[Information shown Boundary: Start]

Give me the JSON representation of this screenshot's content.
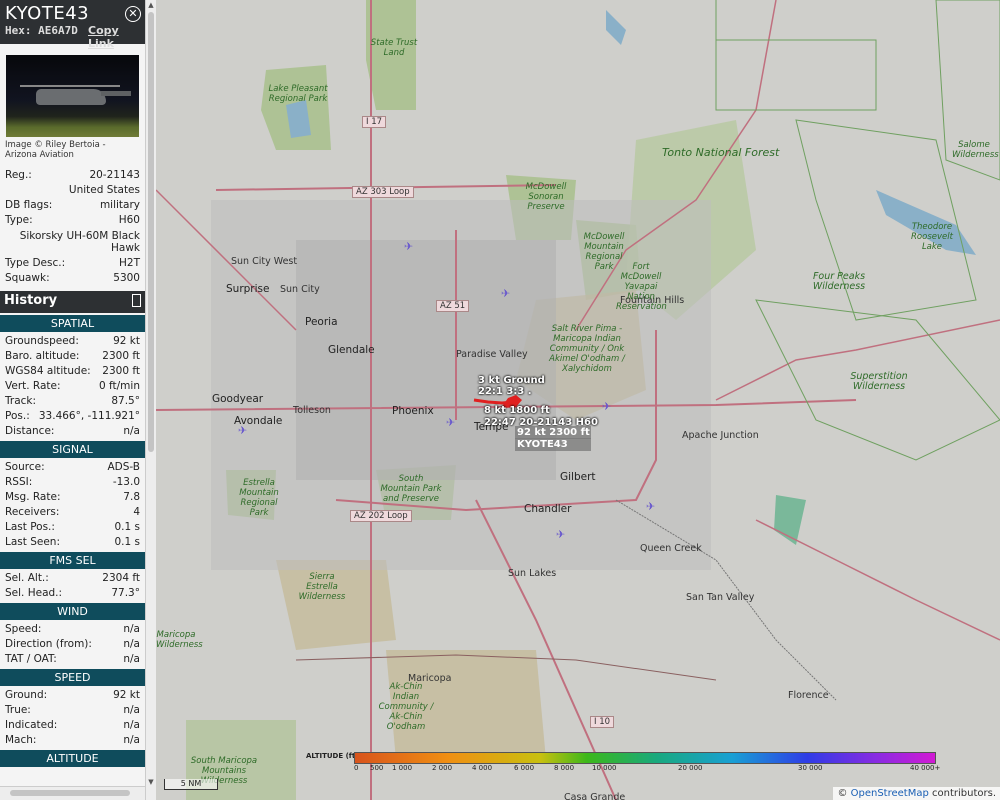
{
  "aircraft": {
    "callsign": "KYOTE43",
    "hex_label": "Hex:",
    "hex": "AE6A7D",
    "copy_link": "Copy Link",
    "close_icon": "close-icon",
    "photo_credit": "Image © Riley Bertoia - Arizona Aviation"
  },
  "info": {
    "reg_label": "Reg.:",
    "reg": "20-21143",
    "country": "United States",
    "dbflags_label": "DB flags:",
    "dbflags": "military",
    "type_label": "Type:",
    "type": "H60",
    "type_full": "Sikorsky UH-60M Black Hawk",
    "typedesc_label": "Type Desc.:",
    "typedesc": "H2T",
    "squawk_label": "Squawk:",
    "squawk": "5300"
  },
  "history_label": "History",
  "spatial": {
    "title": "SPATIAL",
    "rows": [
      {
        "k": "Groundspeed:",
        "v": "92 kt"
      },
      {
        "k": "Baro. altitude:",
        "v": "2300 ft"
      },
      {
        "k": "WGS84 altitude:",
        "v": "2300 ft"
      },
      {
        "k": "Vert. Rate:",
        "v": "0 ft/min"
      },
      {
        "k": "Track:",
        "v": "87.5°"
      },
      {
        "k": "Pos.:",
        "v": "33.466°, -111.921°"
      },
      {
        "k": "Distance:",
        "v": "n/a"
      }
    ]
  },
  "signal": {
    "title": "SIGNAL",
    "rows": [
      {
        "k": "Source:",
        "v": "ADS-B"
      },
      {
        "k": "RSSI:",
        "v": "-13.0"
      },
      {
        "k": "Msg. Rate:",
        "v": "7.8"
      },
      {
        "k": "Receivers:",
        "v": "4"
      },
      {
        "k": "Last Pos.:",
        "v": "0.1 s"
      },
      {
        "k": "Last Seen:",
        "v": "0.1 s"
      }
    ]
  },
  "fms": {
    "title": "FMS SEL",
    "rows": [
      {
        "k": "Sel. Alt.:",
        "v": "2304 ft"
      },
      {
        "k": "Sel. Head.:",
        "v": "77.3°"
      }
    ]
  },
  "wind": {
    "title": "WIND",
    "rows": [
      {
        "k": "Speed:",
        "v": "n/a"
      },
      {
        "k": "Direction (from):",
        "v": "n/a"
      },
      {
        "k": "TAT / OAT:",
        "v": "n/a"
      }
    ]
  },
  "speed": {
    "title": "SPEED",
    "rows": [
      {
        "k": "Ground:",
        "v": "92 kt"
      },
      {
        "k": "True:",
        "v": "n/a"
      },
      {
        "k": "Indicated:",
        "v": "n/a"
      },
      {
        "k": "Mach:",
        "v": "n/a"
      }
    ]
  },
  "altitude_title": "ALTITUDE",
  "map": {
    "places": {
      "phoenix": "Phoenix",
      "glendale": "Glendale",
      "peoria": "Peoria",
      "surprise": "Surprise",
      "suncitywest": "Sun City West",
      "suncity": "Sun City",
      "goodyear": "Goodyear",
      "avondale": "Avondale",
      "tolleson": "Tolleson",
      "tempe": "Tempe",
      "gilbert": "Gilbert",
      "chandler": "Chandler",
      "paradise": "Paradise Valley",
      "fountain": "Fountain Hills",
      "apache": "Apache Junction",
      "queen": "Queen Creek",
      "suntan": "San Tan Valley",
      "sunlakes": "Sun Lakes",
      "maricopa": "Maricopa",
      "florence": "Florence",
      "casa": "Casa Grande"
    },
    "parks": {
      "statetrust": "State Trust Land",
      "lakepleasant": "Lake Pleasant Regional Park",
      "mcdsonoran": "McDowell Sonoran Preserve",
      "mcdmountain": "McDowell Mountain Regional Park",
      "ftmcdowell": "Fort McDowell Yavapai Nation Reservation",
      "srp": "Salt River Pima - Maricopa Indian Community / Onk Akimel O'odham / Xalychidom",
      "estrella": "Estrella Mountain Regional Park",
      "southmtn": "South Mountain Park and Preserve",
      "sierra": "Sierra Estrella Wilderness",
      "akchin": "Ak-Chin Indian Community / Ak-Chin O'odham",
      "southmaricopa": "South Maricopa Mountains Wilderness",
      "maricopaw": "Maricopa Wilderness",
      "salome": "Salome Wilderness",
      "roosevelt": "Theodore Roosevelt Lake",
      "fourpeaks": "Four Peaks Wilderness",
      "superstition": "Superstition Wilderness"
    },
    "tonto": "Tonto National Forest",
    "roads": {
      "i17": "I 17",
      "az303": "AZ 303 Loop",
      "az51": "AZ 51",
      "az202": "AZ 202 Loop",
      "i10": "I 10"
    },
    "aircraft_labels": {
      "a1": "3 kt  Ground",
      "a2": "22:1 3:3 .",
      "a3": "8  kt  1800 ft",
      "a4": "22:47 20-21143 H60",
      "a5": "92 kt  2300 ft",
      "a6": "KYOTE43"
    },
    "legend": {
      "title": "ALTITUDE (ft)",
      "ticks": [
        "0",
        "500",
        "1 000",
        "2 000",
        "4 000",
        "6 000",
        "8 000",
        "10 000",
        "20 000",
        "30 000",
        "40 000+"
      ]
    },
    "scale": "5 NM",
    "attribution_prefix": "© ",
    "attribution_link": "OpenStreetMap",
    "attribution_suffix": " contributors."
  },
  "colors": {
    "section": "#0f4c5c",
    "header": "#2d3033",
    "track": "#e02020"
  }
}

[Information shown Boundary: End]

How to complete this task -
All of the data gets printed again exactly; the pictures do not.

Completed exercise -
Give me the JSON representation of this screenshot's content.
{
  "aircraft": {
    "callsign": "KYOTE43",
    "hex_label": "Hex:",
    "hex": "AE6A7D",
    "copy_link": "Copy Link",
    "close_icon": "close-icon",
    "photo_credit": "Image © Riley Bertoia - Arizona Aviation"
  },
  "info": {
    "reg_label": "Reg.:",
    "reg": "20-21143",
    "country": "United States",
    "dbflags_label": "DB flags:",
    "dbflags": "military",
    "type_label": "Type:",
    "type": "H60",
    "type_full": "Sikorsky UH-60M Black Hawk",
    "typedesc_label": "Type Desc.:",
    "typedesc": "H2T",
    "squawk_label": "Squawk:",
    "squawk": "5300"
  },
  "history_label": "History",
  "spatial": {
    "title": "SPATIAL",
    "rows": [
      {
        "k": "Groundspeed:",
        "v": "92 kt"
      },
      {
        "k": "Baro. altitude:",
        "v": "2300 ft"
      },
      {
        "k": "WGS84 altitude:",
        "v": "2300 ft"
      },
      {
        "k": "Vert. Rate:",
        "v": "0 ft/min"
      },
      {
        "k": "Track:",
        "v": "87.5°"
      },
      {
        "k": "Pos.:",
        "v": "33.466°, -111.921°"
      },
      {
        "k": "Distance:",
        "v": "n/a"
      }
    ]
  },
  "signal": {
    "title": "SIGNAL",
    "rows": [
      {
        "k": "Source:",
        "v": "ADS-B"
      },
      {
        "k": "RSSI:",
        "v": "-13.0"
      },
      {
        "k": "Msg. Rate:",
        "v": "7.8"
      },
      {
        "k": "Receivers:",
        "v": "4"
      },
      {
        "k": "Last Pos.:",
        "v": "0.1 s"
      },
      {
        "k": "Last Seen:",
        "v": "0.1 s"
      }
    ]
  },
  "fms": {
    "title": "FMS SEL",
    "rows": [
      {
        "k": "Sel. Alt.:",
        "v": "2304 ft"
      },
      {
        "k": "Sel. Head.:",
        "v": "77.3°"
      }
    ]
  },
  "wind": {
    "title": "WIND",
    "rows": [
      {
        "k": "Speed:",
        "v": "n/a"
      },
      {
        "k": "Direction (from):",
        "v": "n/a"
      },
      {
        "k": "TAT / OAT:",
        "v": "n/a"
      }
    ]
  },
  "speed": {
    "title": "SPEED",
    "rows": [
      {
        "k": "Ground:",
        "v": "92 kt"
      },
      {
        "k": "True:",
        "v": "n/a"
      },
      {
        "k": "Indicated:",
        "v": "n/a"
      },
      {
        "k": "Mach:",
        "v": "n/a"
      }
    ]
  },
  "altitude_title": "ALTITUDE",
  "map": {
    "places": {
      "phoenix": "Phoenix",
      "glendale": "Glendale",
      "peoria": "Peoria",
      "surprise": "Surprise",
      "suncitywest": "Sun City West",
      "suncity": "Sun City",
      "goodyear": "Goodyear",
      "avondale": "Avondale",
      "tolleson": "Tolleson",
      "tempe": "Tempe",
      "gilbert": "Gilbert",
      "chandler": "Chandler",
      "paradise": "Paradise Valley",
      "fountain": "Fountain Hills",
      "apache": "Apache Junction",
      "queen": "Queen Creek",
      "suntan": "San Tan Valley",
      "sunlakes": "Sun Lakes",
      "maricopa": "Maricopa",
      "florence": "Florence",
      "casa": "Casa Grande"
    },
    "parks": {
      "statetrust": "State Trust Land",
      "lakepleasant": "Lake Pleasant Regional Park",
      "mcdsonoran": "McDowell Sonoran Preserve",
      "mcdmountain": "McDowell Mountain Regional Park",
      "ftmcdowell": "Fort McDowell Yavapai Nation Reservation",
      "srp": "Salt River Pima - Maricopa Indian Community / Onk Akimel O'odham / Xalychidom",
      "estrella": "Estrella Mountain Regional Park",
      "southmtn": "South Mountain Park and Preserve",
      "sierra": "Sierra Estrella Wilderness",
      "akchin": "Ak-Chin Indian Community / Ak-Chin O'odham",
      "southmaricopa": "South Maricopa Mountains Wilderness",
      "maricopaw": "Maricopa Wilderness",
      "salome": "Salome Wilderness",
      "roosevelt": "Theodore Roosevelt Lake",
      "fourpeaks": "Four Peaks Wilderness",
      "superstition": "Superstition Wilderness"
    },
    "tonto": "Tonto National Forest",
    "roads": {
      "i17": "I 17",
      "az303": "AZ 303 Loop",
      "az51": "AZ 51",
      "az202": "AZ 202 Loop",
      "i10": "I 10"
    },
    "aircraft_labels": {
      "a1": "3 kt  Ground",
      "a2": "22:1 3:3 .",
      "a3": "8  kt  1800 ft",
      "a4": "22:47 20-21143 H60",
      "a5": "92 kt  2300 ft",
      "a6": "KYOTE43"
    },
    "legend": {
      "title": "ALTITUDE (ft)",
      "ticks": [
        "0",
        "500",
        "1 000",
        "2 000",
        "4 000",
        "6 000",
        "8 000",
        "10 000",
        "20 000",
        "30 000",
        "40 000+"
      ]
    },
    "scale": "5 NM",
    "attribution_prefix": "© ",
    "attribution_link": "OpenStreetMap",
    "attribution_suffix": " contributors."
  },
  "colors": {
    "section": "#0f4c5c",
    "header": "#2d3033",
    "track": "#e02020"
  }
}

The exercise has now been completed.